● **What is needed**
What lines below contain the word "emoji"? Please pull each one out.

(Entries taken from a collection)
..............................
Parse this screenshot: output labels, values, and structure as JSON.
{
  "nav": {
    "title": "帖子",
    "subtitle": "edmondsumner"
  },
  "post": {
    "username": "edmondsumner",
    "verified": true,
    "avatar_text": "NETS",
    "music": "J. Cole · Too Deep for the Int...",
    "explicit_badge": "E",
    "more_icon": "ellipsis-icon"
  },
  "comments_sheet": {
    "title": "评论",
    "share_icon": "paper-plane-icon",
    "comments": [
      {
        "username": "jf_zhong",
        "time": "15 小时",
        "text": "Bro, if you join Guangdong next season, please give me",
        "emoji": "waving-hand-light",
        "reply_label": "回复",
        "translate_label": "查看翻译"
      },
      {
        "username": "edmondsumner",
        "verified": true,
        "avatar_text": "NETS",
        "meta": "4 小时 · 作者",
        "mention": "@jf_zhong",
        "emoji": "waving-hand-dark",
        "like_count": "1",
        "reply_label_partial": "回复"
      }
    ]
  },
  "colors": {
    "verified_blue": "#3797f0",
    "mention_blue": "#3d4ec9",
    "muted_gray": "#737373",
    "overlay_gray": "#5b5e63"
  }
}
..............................
● **Reply**
        "emoji": "waving-hand-light",
        "emoji": "waving-hand-dark",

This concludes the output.